The Cry of Winnie Mandela
by Njabulo Ndebele
This is Njabulo Ndebele’s first novel for adults and his first book publication of any kind in 12 years. Prior to The Cry of Winnie Mandela, there appeared his celebrated short-story collection, Fools; a children’s tale, Bonolo and the Peach Tree; and Rediscovery of the Ordinary, a collection of essays on the scope and social value of literary production that should be on the essential reading list for cultural studies worldwide — as simple as that.
In addition, in the past few years Ndebele has contributed fairly regularly to the South African press, writing on educational transformation and other national concerns, always combining a sensitively nuanced radical vision with a profound depth of insight into the issues involved and their conflicting variables. Poet and critic Peter Horn gets it right when he claims that Ndebele is “one of the most potent thinkers in the arena of cultural politics in Africa”.
Ndebele begins The Cry of Winnie Mandela by recalling Penelope, waiting year after year for the return from war and travel of her husband, Ulysses. Women, he notes, are “trapped in a social law”, required to show “unwavering fidelity” to their husbands.
In South Africa, Ndebele suggests, Penelope’s story has struck a special chord because of the absence of so many men as migrant workers or as apartheid exiles or detainees.
And so Ndebele creates the stories of four women, dubbed “Penelope’s descendants”. Mammele Mofolo’s husband escapes the harsh conditions of rural Lesotho to become a miner and finally abandons his wife. The second story, Deli’s, is one of self-denial: that of a woman who for many years supports her husband financially while he is studying abroad, only to be divorced by him when she becomes pregnant by another man. Patience Molete’s husband is imprisoned on Robben Island. When released, he divorces her and becomes a high-ranking African National Congress official. Unable to bear this loss — anguished that he has now married a white woman — Patience suffers a series of nervous breakdowns. “I’m fine,” her section concludes, “but insane.” The fourth woman, Mara, loses her husband as he becomes increasingly promiscuous and corrupt, dying as “a washout, totally bereft of dignity”.

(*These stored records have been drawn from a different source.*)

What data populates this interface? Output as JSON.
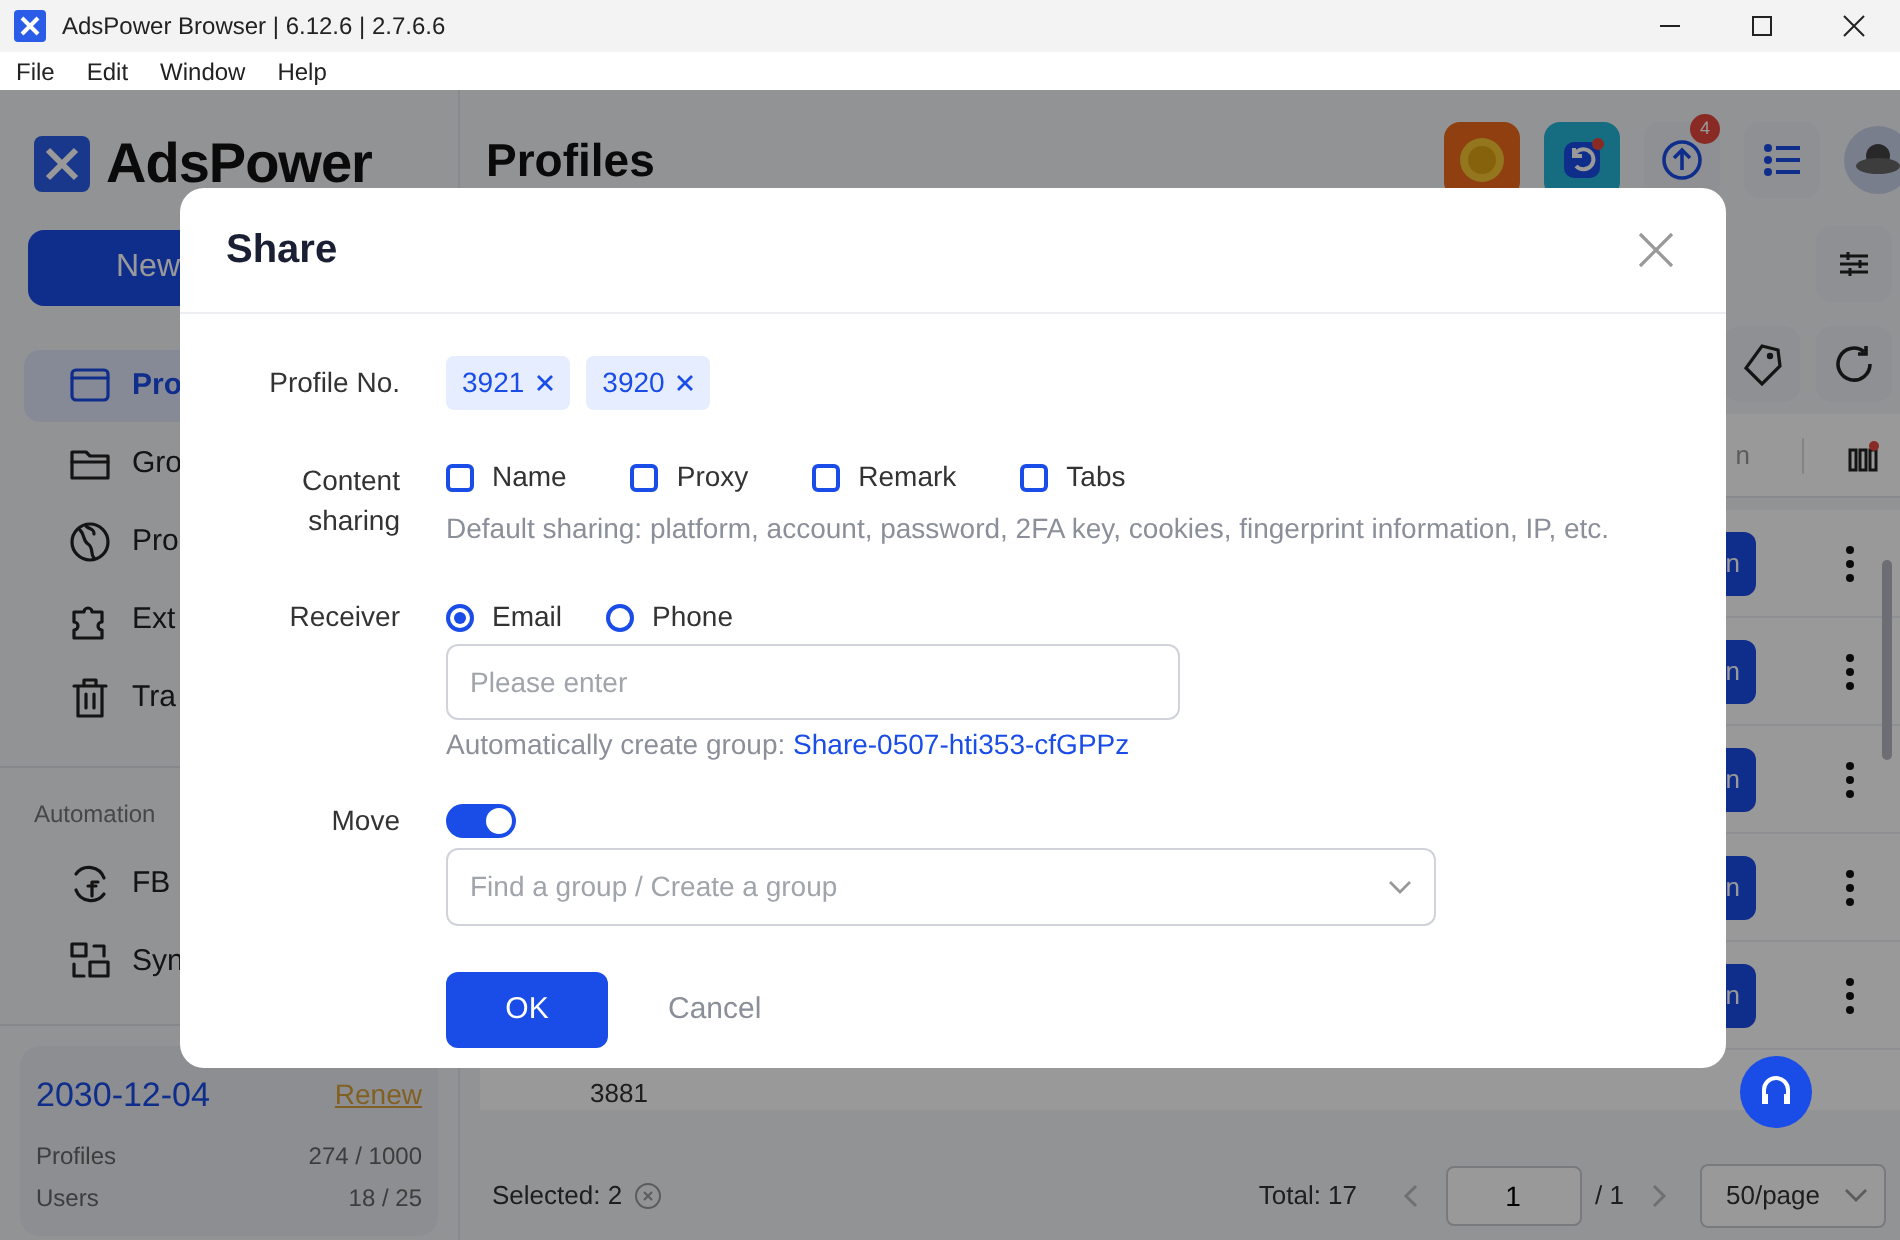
{
  "window": {
    "title": "AdsPower Browser | 6.12.6 | 2.7.6.6"
  },
  "menu": [
    "File",
    "Edit",
    "Window",
    "Help"
  ],
  "sidebar": {
    "logo": "AdsPower",
    "new_button": "New",
    "items": [
      {
        "label": "Pro",
        "kind": "window",
        "selected": true
      },
      {
        "label": "Gro",
        "kind": "folder",
        "selected": false
      },
      {
        "label": "Pro",
        "kind": "globe",
        "selected": false
      },
      {
        "label": "Ext",
        "kind": "puzzle",
        "selected": false
      },
      {
        "label": "Tra",
        "kind": "trash",
        "selected": false
      }
    ],
    "section": "Automation",
    "automation_items": [
      {
        "label": "FB",
        "kind": "facebook"
      },
      {
        "label": "Syn",
        "kind": "sync"
      }
    ],
    "plan": {
      "expiry": "2030-12-04",
      "renew": "Renew",
      "stats": [
        {
          "label": "Profiles",
          "value": "274 / 1000"
        },
        {
          "label": "Users",
          "value": "18 / 25"
        }
      ]
    }
  },
  "main": {
    "title": "Profiles",
    "notification_count": "4",
    "column_fragment": "n",
    "rows": [
      {
        "button": "n"
      },
      {
        "button": "n"
      },
      {
        "button": "n"
      },
      {
        "button": "n"
      },
      {
        "button": "n"
      }
    ],
    "partial_row": {
      "number": "3881"
    }
  },
  "footer": {
    "selected": "Selected: 2",
    "total": "Total: 17",
    "page": "1",
    "page_count": "/ 1",
    "page_size": "50/page"
  },
  "dialog": {
    "title": "Share",
    "profile_no": {
      "label": "Profile No.",
      "tags": [
        "3921",
        "3920"
      ]
    },
    "content_sharing": {
      "label": "Content sharing",
      "options": [
        {
          "label": "Name",
          "checked": false
        },
        {
          "label": "Proxy",
          "checked": false
        },
        {
          "label": "Remark",
          "checked": false
        },
        {
          "label": "Tabs",
          "checked": false
        }
      ],
      "hint": "Default sharing: platform, account, password, 2FA key, cookies, fingerprint information, IP, etc."
    },
    "receiver": {
      "label": "Receiver",
      "options": [
        {
          "label": "Email",
          "selected": true
        },
        {
          "label": "Phone",
          "selected": false
        }
      ],
      "placeholder": "Please enter",
      "group_note": "Automatically create group:",
      "group_name": "Share-0507-hti353-cfGPPz"
    },
    "move": {
      "label": "Move",
      "on": true,
      "placeholder": "Find a group / Create a group"
    },
    "ok": "OK",
    "cancel": "Cancel"
  }
}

These stories are told briefly, making up the first part of the novel. It is in the second part that the originality of Ndebele’s conception strikes home.
The four abandoned women come to meet, regularly, over tea and scones. They discuss Winnie Mandela, who, like them, waited for her man but who, unlike them, carried out her waiting in public (“She could not escape the drama of public attention. She invited it”). One of the four women now proposes a game: each of them will enter into an imaginary conversation with Winnie. “Let’s ask her something we deeply want to know about her thoughts and desires. You can also tell her a story. About yourself, for example. Or you can speculate with her about some aspect of her life. Or, we can invite her to address us.”
Now the four stories we have heard in part one are consolidated, as the women give account of their experiences, their emotions and sexuality, their betrayal and, in some cases, culpability. They reassess their lives by reflecting on Winnie’s. And then they go further as, with immense thoughtfulness and insight, they explore the complex meanings and outcomes of Winnie’s actions and her role in South Africa’s history.
Finally comes the novel’s longest and climactic chapter: Winnie’s response to the women, in which she accounts for herself, her personality, her deeds, by interrogating her “alter ego”. There are highly fraught episodes here — for example, her refusal either to justify or self-critique her conduct at the Truth and Reconciliation Commission hearings, or the passage (excerpted in these pages) in which she first meets Madiba and in which their attraction to each other first ignites. Winnie’s self-account is a stunningly imagined section of the book, which will both engage and enrage many of its readers.
The Cry of Winnie Mandela transgresses the borders between fact and fiction, fusing aspects of the novel, biography and essay. It is a beautiful book, the writing lucid and quietly passionate, a work of deep intelligence.
Chris Dunton teaches literature at the National University of Lesotho.